Posted by: Stacy, Applegate, Oregon | Tuesday, April 26, 2011 at 11:09 PM
I too wanted to send you an email and say, pls remove my post from Fri's blog. So many deep emotions roiling around these days on your front (and here, too) that we find ourselves wide open sometimes. Fortunately, you are encircled by a big gathering of loving hearts in the FWAD community who hold you and your dear Jean-Marc up to the Light of Love and our hopes and wishes and prayers are with you all. Hugs, Pat
Posted by: Pat Cargill | Wednesday, April 27, 2011 at 12:26 AM
Dear Kristin, time to think about taking up "armchair yoga", aka "shopping mall yoga" aka "waiting room yoga". Ideal when your mind is too preoccupied to read or you don't want to miss out on people-watching. It's called "crochet" or "knitting".
Keep a small project, in a bag, in the car... Then you can also practice at traffic lights, in traffic jams, at the cinema (Yesss, in-the-dark!).
If you're a learner, make squares of different stitches or different colours... you'll end up with a lovely 'courte-pointe! I have discovered the peace and calm than comes from doing this when I was my mother's carer.
You crochet (or knit) your funk into a little square, your breathing becomes even, your heart rate slows down, you're "in the zone" but still people watching, or thinking....
Plus... it is a priviledge for us that you share your états d'âme with us.
Power to you. :)
Jacqueline in rainy-cold autumnal Brisbane
Posted by: Jacqueline Brisbane) | Wednesday, April 27, 2011 at 07:19 AM
Kristin, take it from a shy writer,
You are a brave writer. I admire your writing from the heart. Bravo!
Posted by: Carmen Clarke | Wednesday, April 27, 2011 at 01:32 PM
Dear Kristin, I wouldn't give a fig for someone who didn't second guess themselves once in a while. You are such a dear thinker and writer. A la votre! (I hope that means "cheers"?) xo Sara
Posted by: Sara Larsen | Wednesday, April 27, 2011 at 10:16 PM
Kristin, I love your thoughts, words, emotions...we all see a bit of ourselves in there and grow and learn. I understand the second-guessing, though; I am also terribly obsessive like that and hope to someday bury that man for good! By His grace.
Posted by: Jennifer in OR | Thursday, April 28, 2011 at 01:41 AM
Halloooo..what's the name of the potted vine on the far left of the last photo? It's got blue flowers. Thank you!
Posted by: Camille | Monday, May 02, 2011 at 04:05 PM
just in case you are still looking for an answer to your question:

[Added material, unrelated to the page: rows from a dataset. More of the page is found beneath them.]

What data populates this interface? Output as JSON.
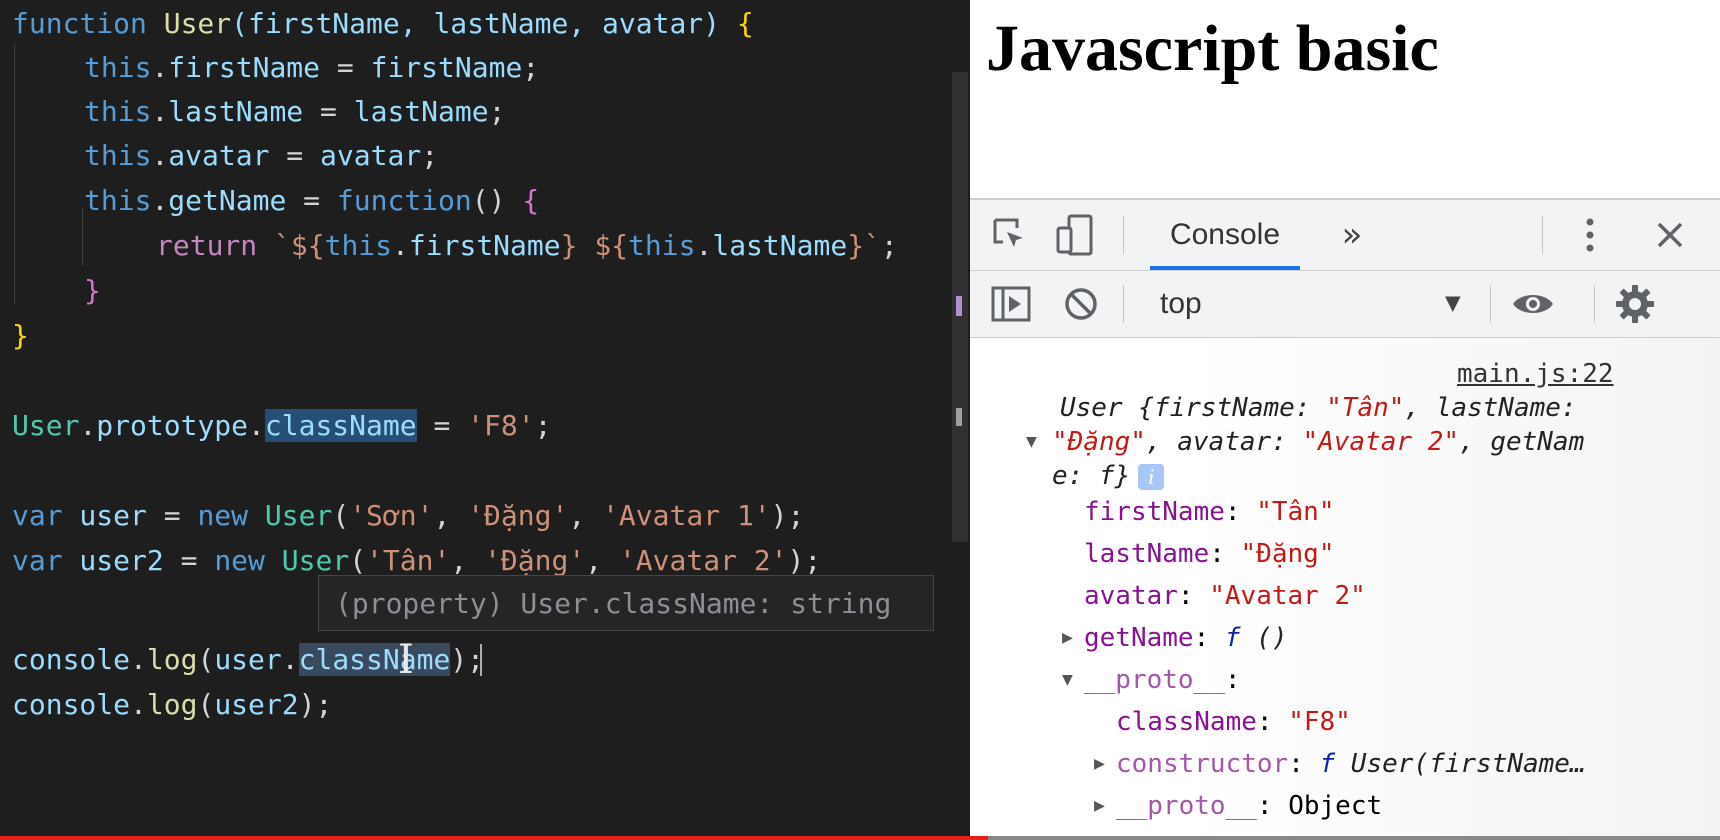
{
  "editor": {
    "lines": {
      "l1": {
        "kw": "function",
        "name": "User",
        "params": "(firstName, lastName, avatar) ",
        "open": "{"
      },
      "l2": {
        "this": "this",
        "dot": ".",
        "prop": "firstName",
        "rest": " = ",
        "val": "firstName",
        "end": ";"
      },
      "l3": {
        "this": "this",
        "dot": ".",
        "prop": "lastName",
        "rest": " = ",
        "val": "lastName",
        "end": ";"
      },
      "l4": {
        "this": "this",
        "dot": ".",
        "prop": "avatar",
        "rest": " = ",
        "val": "avatar",
        "end": ";"
      },
      "l5": {
        "this": "this",
        "dot": ".",
        "prop": "getName",
        "rest": " = ",
        "fn": "function",
        "tail": "() ",
        "open": "{"
      },
      "l6": {
        "ret": "return",
        "sp": " ",
        "tpl1": "`${",
        "this1": "this",
        "dot1": ".",
        "p1": "firstName",
        "tpl2": "} ${",
        "this2": "this",
        "dot2": ".",
        "p2": "lastName",
        "tpl3": "}`",
        "end": ";"
      },
      "l7": {
        "close": "}"
      },
      "l8": {
        "close": "}"
      },
      "l9": {
        "cls": "User",
        "dot1": ".",
        "proto": "prototype",
        "dot2": ".",
        "prop": "className",
        "rest": " = ",
        "val": "'F8'",
        "end": ";"
      },
      "l10": {
        "kw": "var",
        "name": " user",
        "eq": " = ",
        "newkw": "new",
        "cls": " User",
        "open": "(",
        "a1": "'Sơn'",
        "c1": ", ",
        "a2": "'Đặng'",
        "c2": ", ",
        "a3": "'Avatar 1'",
        "close": ");"
      },
      "l11": {
        "kw": "var",
        "name": " user2",
        "eq": " = ",
        "newkw": "new",
        "cls": " User",
        "open": "(",
        "a1": "'Tân'",
        "c1": ", ",
        "a2": "'Đặng'",
        "c2": ", ",
        "a3": "'Avatar 2'",
        "close": ");"
      },
      "l12": {
        "obj": "console",
        "dot1": ".",
        "fn": "log",
        "open": "(",
        "arg": "user",
        "dot2": ".",
        "prop": "className",
        "close": ");"
      },
      "l13": {
        "obj": "console",
        "dot1": ".",
        "fn": "log",
        "open": "(",
        "arg": "user2",
        "close": ");"
      }
    },
    "hover_tooltip": "(property) User.className: string"
  },
  "browser": {
    "page_heading": "Javascript basic",
    "devtools": {
      "active_tab": "Console",
      "more_tabs": "»",
      "context": "top",
      "context_arrow": "▼",
      "source_link": "main.js:22",
      "object_summary": {
        "l1_a": "User {firstName: ",
        "l1_v1": "\"Tân\"",
        "l1_b": ", lastName:",
        "l2_v2": "\"Đặng\"",
        "l2_a": ", avatar: ",
        "l2_v3": "\"Avatar 2\"",
        "l2_b": ", getNam",
        "l3_a": "e: ",
        "l3_f": "f",
        "l3_b": "}"
      },
      "info": "i",
      "props": [
        {
          "key": "firstName",
          "sep": ": ",
          "value": "\"Tân\""
        },
        {
          "key": "lastName",
          "sep": ": ",
          "value": "\"Đặng\""
        },
        {
          "key": "avatar",
          "sep": ": ",
          "value": "\"Avatar 2\""
        }
      ],
      "getName": {
        "key": "getName",
        "sep": ": ",
        "f": "f",
        "sig": " ()"
      },
      "proto": {
        "key": "__proto__",
        "sep": ":"
      },
      "proto_className": {
        "key": "className",
        "sep": ": ",
        "value": "\"F8\""
      },
      "constructor": {
        "key": "constructor",
        "sep": ": ",
        "f": "f",
        "sig": " User(firstName…"
      },
      "proto2": {
        "key": "__proto__",
        "sep": ": ",
        "value": "Object"
      }
    }
  },
  "colors": {
    "accent": "#1a73e8",
    "progress": "#e62117"
  }
}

it is a 'Plumbago'
not sure you will read this late message, but never mind - someone else might
---> More plumbago flowers on the latest Photo Gallery in "Cinéma Vérité"
Have you registered yet?

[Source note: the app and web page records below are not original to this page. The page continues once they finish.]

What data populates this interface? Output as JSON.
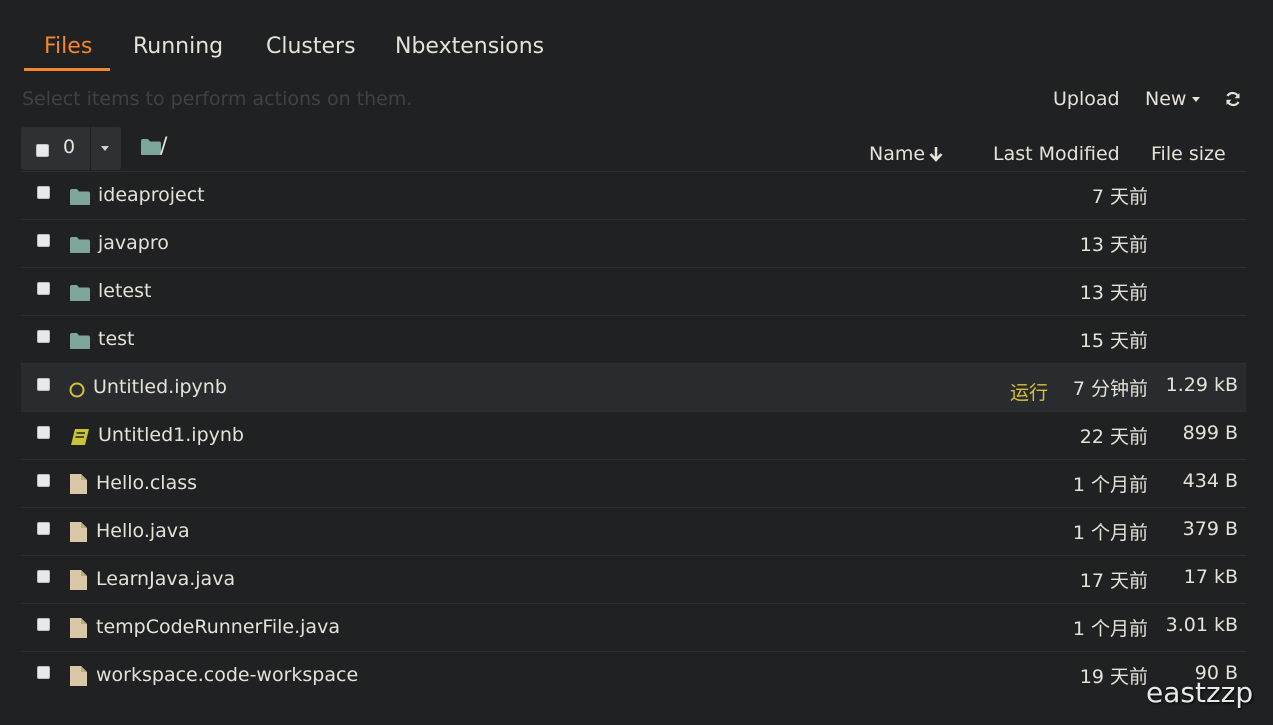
{
  "tabs": [
    {
      "label": "Files"
    },
    {
      "label": "Running"
    },
    {
      "label": "Clusters"
    },
    {
      "label": "Nbextensions"
    }
  ],
  "toolbar": {
    "hint": "Select items to perform actions on them.",
    "upload_label": "Upload",
    "new_label": "New"
  },
  "selector": {
    "count": "0"
  },
  "breadcrumb": {
    "path": "/"
  },
  "columns": {
    "name": "Name",
    "last_modified": "Last Modified",
    "file_size": "File size"
  },
  "rows": [
    {
      "name": "ideaproject",
      "type": "folder",
      "modified": "7 天前",
      "size": "",
      "running": ""
    },
    {
      "name": "javapro",
      "type": "folder",
      "modified": "13 天前",
      "size": "",
      "running": ""
    },
    {
      "name": "letest",
      "type": "folder",
      "modified": "13 天前",
      "size": "",
      "running": ""
    },
    {
      "name": "test",
      "type": "folder",
      "modified": "15 天前",
      "size": "",
      "running": ""
    },
    {
      "name": "Untitled.ipynb",
      "type": "notebook-running",
      "modified": "7 分钟前",
      "size": "1.29 kB",
      "running": "运行"
    },
    {
      "name": "Untitled1.ipynb",
      "type": "notebook",
      "modified": "22 天前",
      "size": "899 B",
      "running": ""
    },
    {
      "name": "Hello.class",
      "type": "file",
      "modified": "1 个月前",
      "size": "434 B",
      "running": ""
    },
    {
      "name": "Hello.java",
      "type": "file",
      "modified": "1 个月前",
      "size": "379 B",
      "running": ""
    },
    {
      "name": "LearnJava.java",
      "type": "file",
      "modified": "17 天前",
      "size": "17 kB",
      "running": ""
    },
    {
      "name": "tempCodeRunnerFile.java",
      "type": "file",
      "modified": "1 个月前",
      "size": "3.01 kB",
      "running": ""
    },
    {
      "name": "workspace.code-workspace",
      "type": "file",
      "modified": "19 天前",
      "size": "90 B",
      "running": ""
    }
  ],
  "icons": {
    "folder": "folder-icon",
    "notebook": "book-icon",
    "notebook-running": "circle-icon",
    "file": "file-icon",
    "refresh": "refresh-icon",
    "sort": "arrow-down-icon"
  },
  "colors": {
    "background": "#1f2122",
    "accent": "#f2872c",
    "folder": "#7fa69c",
    "running": "#d6c03a",
    "file": "#d9c7a7"
  },
  "watermark": "eastzzp"
}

it's a perfect photographic complement to FWAD ... and a way to show your support to Kristin's efforts
catching up with FWAD ..........

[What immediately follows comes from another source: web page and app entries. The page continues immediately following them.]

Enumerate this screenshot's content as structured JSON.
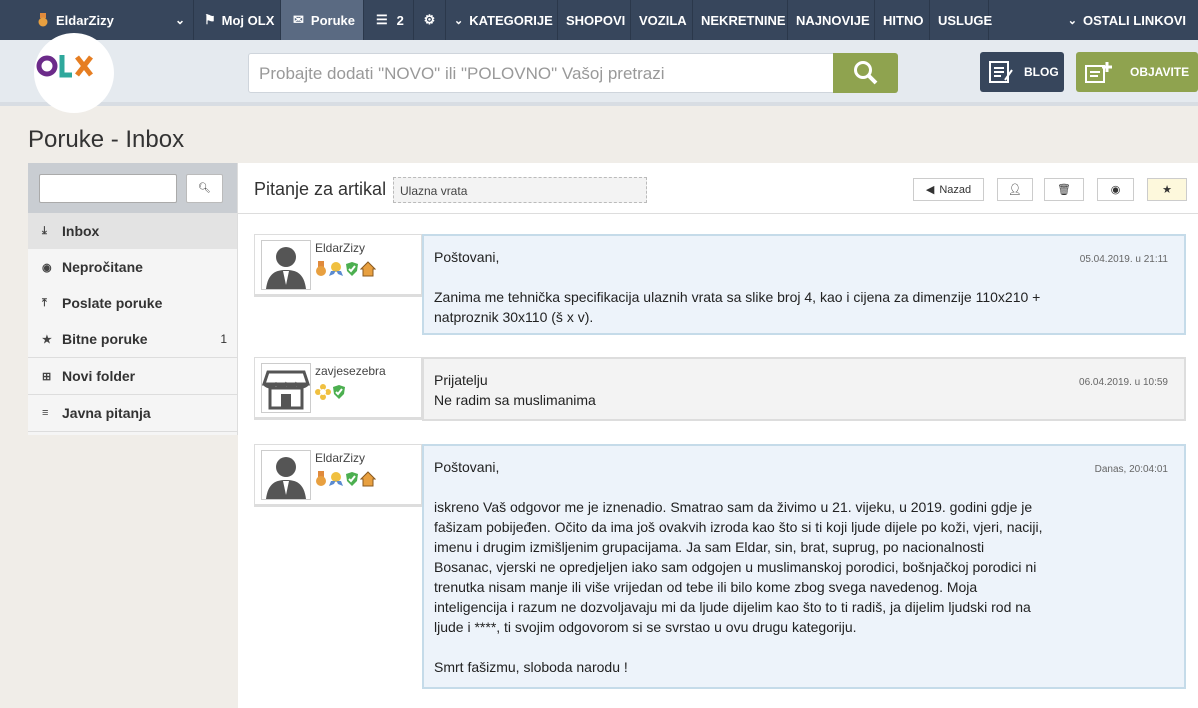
{
  "topnav": {
    "user": "EldarZizy",
    "moj_olx": "Moj OLX",
    "poruke": "Poruke",
    "count": "2",
    "kategorije": "KATEGORIJE",
    "shopovi": "SHOPOVI",
    "vozila": "VOZILA",
    "nekretnine": "NEKRETNINE",
    "najnovije": "NAJNOVIJE",
    "hitno": "HITNO",
    "usluge": "USLUGE",
    "ostali": "OSTALI LINKOVI"
  },
  "header": {
    "search_placeholder": "Probajte dodati \"NOVO\" ili \"POLOVNO\" Vašoj pretrazi",
    "blog": "BLOG",
    "objavite": "OBJAVITE"
  },
  "page_title": "Poruke - Inbox",
  "sidebar": {
    "items": [
      {
        "label": "Inbox"
      },
      {
        "label": "Nepročitane"
      },
      {
        "label": "Poslate poruke"
      },
      {
        "label": "Bitne poruke",
        "count": "1"
      },
      {
        "label": "Novi folder"
      },
      {
        "label": "Javna pitanja"
      }
    ]
  },
  "thread": {
    "title": "Pitanje za artikal",
    "subject": "Ulazna vrata",
    "back": "Nazad"
  },
  "messages": [
    {
      "user": "EldarZizy",
      "date": "05.04.2019. u 21:11",
      "greeting": "Poštovani,",
      "body": "Zanima me tehnička specifikacija ulaznih vrata sa slike broj 4, kao i cijena za dimenzije 110x210 + natproznik 30x110 (š x v)."
    },
    {
      "user": "zavjesezebra",
      "date": "06.04.2019. u 10:59",
      "greeting": "Prijatelju",
      "body": "Ne radim sa muslimanima"
    },
    {
      "user": "EldarZizy",
      "date": "Danas, 20:04:01",
      "greeting": "Poštovani,",
      "body": "iskreno Vaš odgovor me je iznenadio. Smatrao sam da živimo u 21. vijeku, u 2019. godini gdje je fašizam pobijeđen. Očito da ima još ovakvih izroda kao što si ti koji ljude dijele po koži, vjeri, naciji, imenu i drugim izmišljenim grupacijama. Ja sam Eldar, sin, brat, suprug, po nacionalnosti Bosanac, vjerski ne opredjeljen iako sam odgojen u muslimanskoj porodici, bošnjačkoj porodici ni trenutka nisam manje ili više vrijedan od tebe ili bilo kome zbog svega navedenog. Moja inteligencija i razum ne dozvoljavaju mi da ljude dijelim kao što to ti radiš, ja dijelim ljudski rod na ljude i ****, ti svojim odgovorom si se svrstao u ovu drugu kategoriju.",
      "closing": "Smrt fašizmu, sloboda narodu !"
    }
  ],
  "logo_text": "OLX",
  "colors": {
    "nav": "#37465c",
    "accent_green": "#8fa34f",
    "bubble_blue": "#edf3fa"
  }
}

I read this newsletter yesterday
Today, I decided to send a post, although it is rather late for doing so.
(at least, Kristin will read it, I think)
There is a certain 'Mystic Moon-bather' who, one day,
on April 25th, precisely,
needed to KILL the time.
Kristin, you will find "la suite" later on today, in your inbox.
Just for now:
here are a few familiar expressions, connected with 'waiting'
---> faire le poireau / poireauter
= to wait for a long time, without moving, without walking.
("un poireau" is a leek)
---> faire les cent pas / marcher de long en large
= to pace to and fro, to walk to and fro, to pace up and down
---> arpenter (la rue) = to pace up and down (the street), to stride along
Posted by: Newforest | Sunday, May 08, 2011 at 12:27 PM
"BRAVO pour les photos rayonnantes de jaune d'or"....
As for the last one,
*the soft blue Plumbago flowers against a light ochre wall,
*the pretty "marquise" above a red front door
*the funny fish sort of door bell,
... all these charming details make the most delightful scene!
(avec retard, sorry...)
"MILLE MERCIS" Kristin!
Posted by: Newforest | Sunday, May 08, 2011 at 12:36 PM